Task description: Read the records below and report each line in which "regular" occurs.

Stored items from a collection
Segment Open
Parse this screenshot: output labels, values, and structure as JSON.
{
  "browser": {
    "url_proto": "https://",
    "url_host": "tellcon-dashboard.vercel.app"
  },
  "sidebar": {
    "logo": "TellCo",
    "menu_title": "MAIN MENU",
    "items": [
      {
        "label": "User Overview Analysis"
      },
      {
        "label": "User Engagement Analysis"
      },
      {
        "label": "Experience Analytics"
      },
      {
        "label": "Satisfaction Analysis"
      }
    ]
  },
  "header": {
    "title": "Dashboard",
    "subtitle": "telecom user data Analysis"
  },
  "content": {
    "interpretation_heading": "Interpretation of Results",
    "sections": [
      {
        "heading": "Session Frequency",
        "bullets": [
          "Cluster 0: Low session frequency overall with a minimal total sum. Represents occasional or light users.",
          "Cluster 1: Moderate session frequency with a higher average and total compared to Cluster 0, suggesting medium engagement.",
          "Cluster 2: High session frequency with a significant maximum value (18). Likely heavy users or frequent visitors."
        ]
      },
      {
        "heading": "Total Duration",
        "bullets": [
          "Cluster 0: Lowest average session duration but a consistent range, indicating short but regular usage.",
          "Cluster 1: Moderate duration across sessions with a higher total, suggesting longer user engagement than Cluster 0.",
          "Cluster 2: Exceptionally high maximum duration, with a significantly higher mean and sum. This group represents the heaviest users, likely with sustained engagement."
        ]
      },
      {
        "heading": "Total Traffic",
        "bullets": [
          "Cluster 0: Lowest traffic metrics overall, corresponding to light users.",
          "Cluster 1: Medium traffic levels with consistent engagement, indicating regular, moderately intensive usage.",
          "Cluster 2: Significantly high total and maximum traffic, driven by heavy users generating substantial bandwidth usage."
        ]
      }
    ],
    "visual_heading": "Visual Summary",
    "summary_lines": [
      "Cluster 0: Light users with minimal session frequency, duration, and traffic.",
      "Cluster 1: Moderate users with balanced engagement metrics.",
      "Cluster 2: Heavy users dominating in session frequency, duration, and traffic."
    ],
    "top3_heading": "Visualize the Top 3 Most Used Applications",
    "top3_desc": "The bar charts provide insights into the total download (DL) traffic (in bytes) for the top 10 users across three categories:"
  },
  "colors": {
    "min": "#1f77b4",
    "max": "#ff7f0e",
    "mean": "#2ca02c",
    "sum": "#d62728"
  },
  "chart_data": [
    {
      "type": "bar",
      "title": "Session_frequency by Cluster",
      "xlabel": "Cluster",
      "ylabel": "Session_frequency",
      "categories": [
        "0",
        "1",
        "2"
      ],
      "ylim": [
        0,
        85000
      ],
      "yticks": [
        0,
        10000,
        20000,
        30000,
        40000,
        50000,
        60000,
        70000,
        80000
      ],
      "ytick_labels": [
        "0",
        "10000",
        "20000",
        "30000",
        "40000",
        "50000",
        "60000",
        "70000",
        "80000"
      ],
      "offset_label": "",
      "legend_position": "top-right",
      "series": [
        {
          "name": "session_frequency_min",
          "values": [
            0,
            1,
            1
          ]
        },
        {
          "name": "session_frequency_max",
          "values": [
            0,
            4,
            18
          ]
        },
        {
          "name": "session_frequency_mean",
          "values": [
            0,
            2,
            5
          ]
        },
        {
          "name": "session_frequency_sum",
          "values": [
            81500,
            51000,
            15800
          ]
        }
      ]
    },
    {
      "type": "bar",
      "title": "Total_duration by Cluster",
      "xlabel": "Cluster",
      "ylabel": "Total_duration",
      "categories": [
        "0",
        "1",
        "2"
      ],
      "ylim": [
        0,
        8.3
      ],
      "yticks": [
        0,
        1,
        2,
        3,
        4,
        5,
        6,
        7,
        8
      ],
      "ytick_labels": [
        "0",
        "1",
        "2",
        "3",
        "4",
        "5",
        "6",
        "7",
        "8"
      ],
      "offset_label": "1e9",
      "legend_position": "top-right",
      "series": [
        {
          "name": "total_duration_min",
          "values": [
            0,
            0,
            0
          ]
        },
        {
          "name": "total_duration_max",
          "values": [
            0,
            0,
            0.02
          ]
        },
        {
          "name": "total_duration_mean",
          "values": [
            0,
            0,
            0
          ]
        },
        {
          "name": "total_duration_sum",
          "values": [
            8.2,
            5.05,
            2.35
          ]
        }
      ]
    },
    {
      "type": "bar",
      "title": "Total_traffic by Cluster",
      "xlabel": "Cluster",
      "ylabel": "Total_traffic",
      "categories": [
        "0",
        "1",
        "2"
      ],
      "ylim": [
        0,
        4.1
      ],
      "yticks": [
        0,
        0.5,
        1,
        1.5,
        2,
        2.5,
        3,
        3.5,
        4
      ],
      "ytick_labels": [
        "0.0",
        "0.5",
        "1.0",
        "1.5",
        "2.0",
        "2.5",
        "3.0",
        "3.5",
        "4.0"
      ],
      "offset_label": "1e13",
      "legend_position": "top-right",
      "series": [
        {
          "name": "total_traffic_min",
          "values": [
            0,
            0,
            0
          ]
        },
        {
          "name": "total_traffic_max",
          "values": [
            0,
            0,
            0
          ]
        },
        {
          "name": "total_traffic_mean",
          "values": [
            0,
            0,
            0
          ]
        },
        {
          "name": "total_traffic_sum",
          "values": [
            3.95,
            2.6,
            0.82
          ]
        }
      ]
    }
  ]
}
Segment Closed
Expected answer:
          "Cluster 0: Lowest average session duration but a consistent range, indicating short but regular usage.",
          "Cluster 1: Medium traffic levels with consistent engagement, indicating regular, moderately intensive usage.",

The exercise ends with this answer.